Look through the data below and show every line that includes "JSON".

Data excerpts:
● ● ● ● ●

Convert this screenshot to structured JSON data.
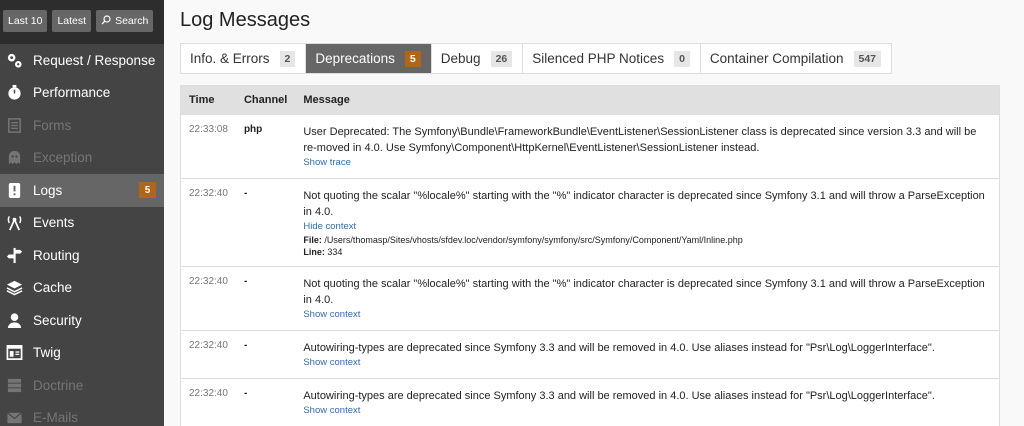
{
  "toolbar": {
    "last10_label": "Last 10",
    "latest_label": "Latest",
    "search_label": "Search"
  },
  "sidebar": {
    "items": [
      {
        "label": "Request / Response",
        "icon": "gears-icon",
        "disabled": false
      },
      {
        "label": "Performance",
        "icon": "stopwatch-icon",
        "disabled": false
      },
      {
        "label": "Forms",
        "icon": "form-icon",
        "disabled": true
      },
      {
        "label": "Exception",
        "icon": "ghost-icon",
        "disabled": true
      },
      {
        "label": "Logs",
        "icon": "alert-icon",
        "disabled": false,
        "count": "5"
      },
      {
        "label": "Events",
        "icon": "antenna-icon",
        "disabled": false
      },
      {
        "label": "Routing",
        "icon": "signpost-icon",
        "disabled": false
      },
      {
        "label": "Cache",
        "icon": "layers-icon",
        "disabled": false
      },
      {
        "label": "Security",
        "icon": "user-icon",
        "disabled": false
      },
      {
        "label": "Twig",
        "icon": "template-icon",
        "disabled": false
      },
      {
        "label": "Doctrine",
        "icon": "database-icon",
        "disabled": true
      },
      {
        "label": "E-Mails",
        "icon": "envelope-icon",
        "disabled": true
      }
    ]
  },
  "page_title": "Log Messages",
  "tabs": [
    {
      "label": "Info. & Errors",
      "count": "2"
    },
    {
      "label": "Deprecations",
      "count": "5"
    },
    {
      "label": "Debug",
      "count": "26"
    },
    {
      "label": "Silenced PHP Notices",
      "count": "0"
    },
    {
      "label": "Container Compilation",
      "count": "547"
    }
  ],
  "table": {
    "headers": {
      "time": "Time",
      "channel": "Channel",
      "message": "Message"
    },
    "rows": [
      {
        "time": "22:33:08",
        "channel": "php",
        "message": "User Deprecated: The Symfony\\Bundle\\FrameworkBundle\\EventListener\\SessionListener class is deprecated since version 3.3 and will be re-moved in 4.0. Use Symfony\\Component\\HttpKernel\\EventListener\\SessionListener instead.",
        "link": "Show trace"
      },
      {
        "time": "22:32:40",
        "channel": "-",
        "message": "Not quoting the scalar \"%locale%\" starting with the \"%\" indicator character is deprecated since Symfony 3.1 and will throw a ParseException in 4.0.",
        "link": "Hide context",
        "file_label": "File:",
        "file_value": "/Users/thomasp/Sites/vhosts/sfdev.loc/vendor/symfony/symfony/src/Symfony/Component/Yaml/Inline.php",
        "line_label": "Line:",
        "line_value": "334"
      },
      {
        "time": "22:32:40",
        "channel": "-",
        "message": "Not quoting the scalar \"%locale%\" starting with the \"%\" indicator character is deprecated since Symfony 3.1 and will throw a ParseException in 4.0.",
        "link": "Show context"
      },
      {
        "time": "22:32:40",
        "channel": "-",
        "message": "Autowiring-types are deprecated since Symfony 3.3 and will be removed in 4.0. Use aliases instead for \"Psr\\Log\\LoggerInterface\".",
        "link": "Show context"
      },
      {
        "time": "22:32:40",
        "channel": "-",
        "message": "Autowiring-types are deprecated since Symfony 3.3 and will be removed in 4.0. Use aliases instead for \"Psr\\Log\\LoggerInterface\".",
        "link": "Show context"
      }
    ]
  },
  "colors": {
    "accent": "#b0651a",
    "sidebar_bg": "#444444",
    "link": "#2f6ea8"
  }
}
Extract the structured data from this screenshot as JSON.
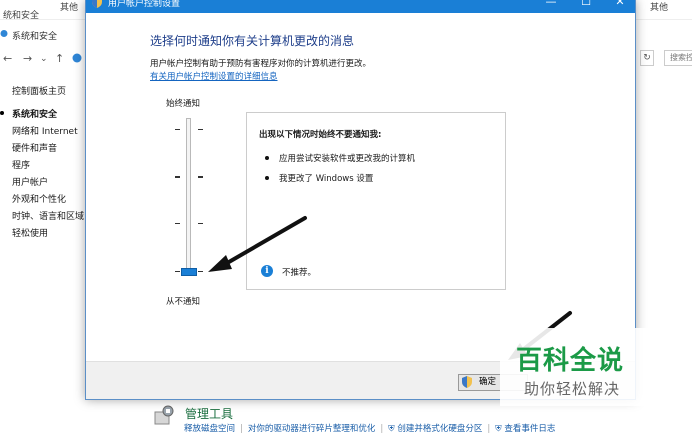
{
  "background": {
    "window_title": "统和安全",
    "tab_left": "其他",
    "tab_right": "其他",
    "address_text": "系统和安全",
    "nav": {
      "back": "←",
      "forward": "→",
      "up": "↑"
    },
    "refresh": "↻",
    "search_placeholder": "搜索控",
    "sidebar": {
      "home": "控制面板主页",
      "items": [
        {
          "label": "系统和安全"
        },
        {
          "label": "网络和 Internet"
        },
        {
          "label": "硬件和声音"
        },
        {
          "label": "程序"
        },
        {
          "label": "用户帐户"
        },
        {
          "label": "外观和个性化"
        },
        {
          "label": "时钟、语言和区域"
        },
        {
          "label": "轻松使用"
        }
      ]
    },
    "admin_tools": {
      "title": "管理工具",
      "links": [
        "释放磁盘空间",
        "对你的驱动器进行碎片整理和优化",
        "创建并格式化硬盘分区",
        "查看事件日志"
      ]
    }
  },
  "dialog": {
    "title": "用户帐户控制设置",
    "window_buttons": {
      "minimize": "—",
      "maximize": "☐",
      "close": "✕"
    },
    "heading": "选择何时通知你有关计算机更改的消息",
    "description": "用户帐户控制有助于预防有害程序对你的计算机进行更改。",
    "link": "有关用户帐户控制设置的详细信息",
    "slider": {
      "top_label": "始终通知",
      "bottom_label": "从不通知",
      "levels": 4,
      "selected_level": 1
    },
    "info": {
      "title": "出现以下情况时始终不要通知我:",
      "items": [
        "应用尝试安装软件或更改我的计算机",
        "我更改了 Windows 设置"
      ],
      "recommendation_icon": "i",
      "recommendation": "不推荐。"
    },
    "ok_button": "确定"
  },
  "watermark": {
    "title": "百科全说",
    "subtitle": "助你轻松解决"
  }
}
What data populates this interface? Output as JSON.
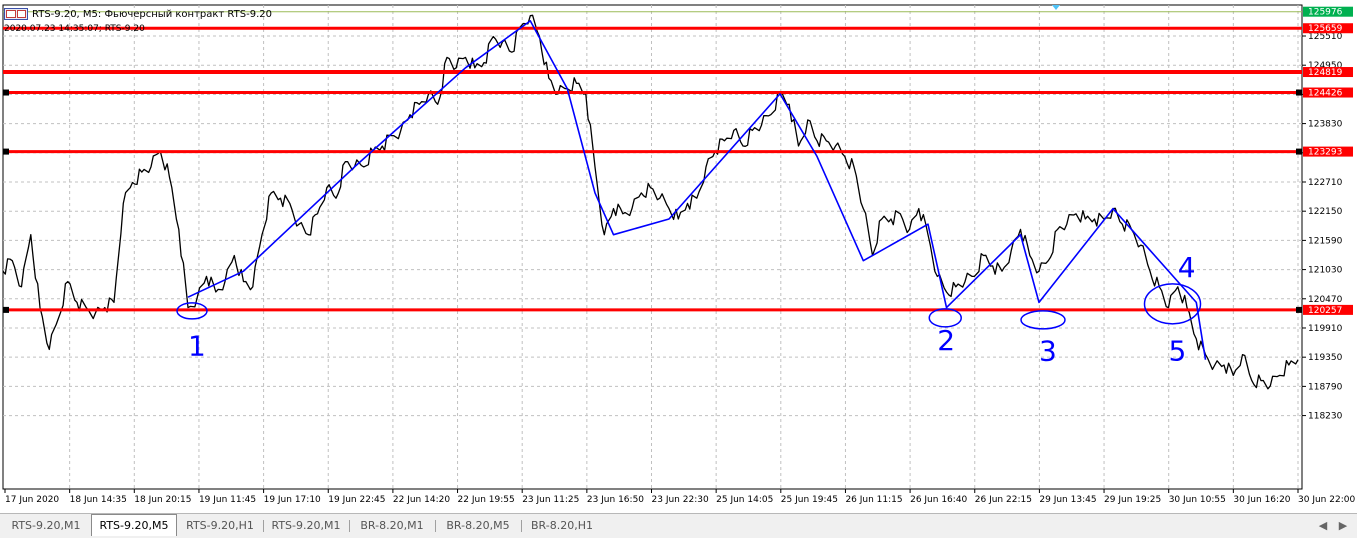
{
  "window": {
    "title": "RTS-9.20, M5:  Фьючерсный контракт RTS-9.20",
    "subtitle": "2020.07.23 14:35:07; RTS-9.20"
  },
  "colors": {
    "level_line": "#ff0000",
    "trend_line": "#0000ff",
    "price_series": "#000000",
    "grid": "#c0c0c0",
    "price_tag_red": "#ff0000",
    "price_tag_green": "#00b050"
  },
  "chart_data": {
    "type": "line",
    "title": "",
    "xlabel": "",
    "ylabel": "",
    "ylim": [
      118000,
      126000
    ],
    "y_ticks": [
      {
        "value": 125510,
        "label": "125510"
      },
      {
        "value": 124950,
        "label": "124950"
      },
      {
        "value": 124390,
        "label": "124390"
      },
      {
        "value": 123830,
        "label": "123830"
      },
      {
        "value": 123270,
        "label": "123270"
      },
      {
        "value": 122710,
        "label": "122710"
      },
      {
        "value": 122150,
        "label": "122150"
      },
      {
        "value": 121590,
        "label": "121590"
      },
      {
        "value": 121030,
        "label": "121030"
      },
      {
        "value": 120470,
        "label": "120470"
      },
      {
        "value": 119910,
        "label": "119910"
      },
      {
        "value": 119350,
        "label": "119350"
      },
      {
        "value": 118790,
        "label": "118790"
      },
      {
        "value": 118230,
        "label": "118230"
      }
    ],
    "x_labels": [
      "17 Jun 2020",
      "18 Jun 14:35",
      "18 Jun 20:15",
      "19 Jun 11:45",
      "19 Jun 17:10",
      "19 Jun 22:45",
      "22 Jun 14:20",
      "22 Jun 19:55",
      "23 Jun 11:25",
      "23 Jun 16:50",
      "23 Jun 22:30",
      "25 Jun 14:05",
      "25 Jun 19:45",
      "26 Jun 11:15",
      "26 Jun 16:40",
      "26 Jun 22:15",
      "29 Jun 13:45",
      "29 Jun 19:25",
      "30 Jun 10:55",
      "30 Jun 16:20",
      "30 Jun 22:00"
    ],
    "levels": [
      {
        "value": 125976,
        "label": "125976",
        "style": "top"
      },
      {
        "value": 125659,
        "label": "125659",
        "style": "red"
      },
      {
        "value": 124819,
        "label": "124819",
        "style": "red"
      },
      {
        "value": 124426,
        "label": "124426",
        "style": "red"
      },
      {
        "value": 123293,
        "label": "123293",
        "style": "red"
      },
      {
        "value": 120257,
        "label": "120257",
        "style": "red"
      }
    ],
    "series": [
      {
        "style": "price",
        "points": [
          [
            0,
            121000
          ],
          [
            1,
            121200
          ],
          [
            2,
            120700
          ],
          [
            3,
            121700
          ],
          [
            4,
            120300
          ],
          [
            5,
            119500
          ],
          [
            6,
            120100
          ],
          [
            7,
            120800
          ],
          [
            8,
            120400
          ],
          [
            9,
            120300
          ],
          [
            10,
            120200
          ],
          [
            11,
            120300
          ],
          [
            12,
            120400
          ],
          [
            13,
            122300
          ],
          [
            14,
            122700
          ],
          [
            15,
            122900
          ],
          [
            16,
            123000
          ],
          [
            17,
            123300
          ],
          [
            18,
            122800
          ],
          [
            19,
            121800
          ],
          [
            20,
            120300
          ],
          [
            21,
            120500
          ],
          [
            22,
            120900
          ],
          [
            23,
            120600
          ],
          [
            24,
            120800
          ],
          [
            25,
            121300
          ],
          [
            26,
            120800
          ],
          [
            27,
            120700
          ],
          [
            28,
            121700
          ],
          [
            29,
            122500
          ],
          [
            30,
            122400
          ],
          [
            31,
            122300
          ],
          [
            32,
            121900
          ],
          [
            33,
            121700
          ],
          [
            34,
            122100
          ],
          [
            35,
            122600
          ],
          [
            36,
            122400
          ],
          [
            37,
            123100
          ],
          [
            38,
            123000
          ],
          [
            39,
            123000
          ],
          [
            40,
            123300
          ],
          [
            41,
            123400
          ],
          [
            42,
            123600
          ],
          [
            43,
            123700
          ],
          [
            44,
            124000
          ],
          [
            45,
            124200
          ],
          [
            46,
            124400
          ],
          [
            47,
            124200
          ],
          [
            48,
            125100
          ],
          [
            49,
            124900
          ],
          [
            50,
            125100
          ],
          [
            51,
            124900
          ],
          [
            52,
            125000
          ],
          [
            53,
            125500
          ],
          [
            54,
            125400
          ],
          [
            55,
            125200
          ],
          [
            56,
            125700
          ],
          [
            57,
            125900
          ],
          [
            58,
            125500
          ],
          [
            59,
            124700
          ],
          [
            60,
            124400
          ],
          [
            61,
            124500
          ],
          [
            62,
            124600
          ],
          [
            63,
            124400
          ],
          [
            64,
            123000
          ],
          [
            65,
            121700
          ],
          [
            66,
            122200
          ],
          [
            67,
            122100
          ],
          [
            68,
            122200
          ],
          [
            69,
            122500
          ],
          [
            70,
            122600
          ],
          [
            71,
            122400
          ],
          [
            72,
            122200
          ],
          [
            73,
            122000
          ],
          [
            74,
            122300
          ],
          [
            75,
            122400
          ],
          [
            76,
            123000
          ],
          [
            77,
            123300
          ],
          [
            78,
            123500
          ],
          [
            79,
            123700
          ],
          [
            80,
            123400
          ],
          [
            81,
            123700
          ],
          [
            82,
            123800
          ],
          [
            83,
            124000
          ],
          [
            84,
            124400
          ],
          [
            85,
            124200
          ],
          [
            86,
            123400
          ],
          [
            87,
            123900
          ],
          [
            88,
            123500
          ],
          [
            89,
            123500
          ],
          [
            90,
            123400
          ],
          [
            91,
            123200
          ],
          [
            92,
            123000
          ],
          [
            93,
            122200
          ],
          [
            94,
            121300
          ],
          [
            95,
            122000
          ],
          [
            96,
            122000
          ],
          [
            97,
            122100
          ],
          [
            98,
            121800
          ],
          [
            99,
            122200
          ],
          [
            100,
            121700
          ],
          [
            101,
            120900
          ],
          [
            102,
            120600
          ],
          [
            103,
            120700
          ],
          [
            104,
            120800
          ],
          [
            105,
            120900
          ],
          [
            106,
            121300
          ],
          [
            107,
            121100
          ],
          [
            108,
            121000
          ],
          [
            109,
            121400
          ],
          [
            110,
            121800
          ],
          [
            111,
            121300
          ],
          [
            112,
            121000
          ],
          [
            113,
            121200
          ],
          [
            114,
            121800
          ],
          [
            115,
            121900
          ],
          [
            116,
            122100
          ],
          [
            117,
            122000
          ],
          [
            118,
            122000
          ],
          [
            119,
            122000
          ],
          [
            120,
            122200
          ],
          [
            121,
            121900
          ],
          [
            122,
            121800
          ],
          [
            123,
            121500
          ],
          [
            124,
            121000
          ],
          [
            125,
            120700
          ],
          [
            126,
            120300
          ],
          [
            127,
            120700
          ],
          [
            128,
            120300
          ],
          [
            129,
            119700
          ],
          [
            130,
            119400
          ],
          [
            131,
            119200
          ],
          [
            132,
            119200
          ],
          [
            133,
            119000
          ],
          [
            134,
            119400
          ],
          [
            135,
            118900
          ],
          [
            136,
            118900
          ],
          [
            137,
            118800
          ],
          [
            138,
            119000
          ],
          [
            139,
            119200
          ],
          [
            140,
            119300
          ]
        ]
      },
      {
        "style": "trend",
        "points": [
          [
            20,
            120500
          ],
          [
            26,
            121000
          ],
          [
            38,
            123000
          ],
          [
            50,
            124900
          ],
          [
            57,
            125800
          ],
          [
            61,
            124500
          ],
          [
            64,
            122500
          ],
          [
            66,
            121700
          ],
          [
            72,
            122000
          ],
          [
            84,
            124400
          ],
          [
            88,
            123200
          ],
          [
            93,
            121200
          ],
          [
            100,
            121900
          ],
          [
            102,
            120300
          ],
          [
            110,
            121700
          ],
          [
            112,
            120400
          ],
          [
            120,
            122200
          ],
          [
            129,
            120400
          ],
          [
            130,
            119300
          ]
        ]
      }
    ],
    "annotations": [
      {
        "text": "1",
        "x": 20,
        "y": 119500
      },
      {
        "text": "2",
        "x": 101,
        "y": 119600
      },
      {
        "text": "3",
        "x": 112,
        "y": 119400
      },
      {
        "text": "4",
        "x": 127,
        "y": 121000
      },
      {
        "text": "5",
        "x": 126,
        "y": 119400
      }
    ]
  },
  "tabs": [
    {
      "label": "RTS-9.20,M1",
      "active": false
    },
    {
      "label": "RTS-9.20,M5",
      "active": true
    },
    {
      "label": "RTS-9.20,H1",
      "active": false
    },
    {
      "label": "RTS-9.20,M1",
      "active": false
    },
    {
      "label": "BR-8.20,M1",
      "active": false
    },
    {
      "label": "BR-8.20,M5",
      "active": false
    },
    {
      "label": "BR-8.20,H1",
      "active": false
    }
  ],
  "scroll": {
    "left": "◀",
    "right": "▶"
  }
}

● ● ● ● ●

= Written solution =
Convert this screenshot to structured JSON data.
Extract the structured data from this screenshot as JSON.
What data populates this interface? Output as JSON.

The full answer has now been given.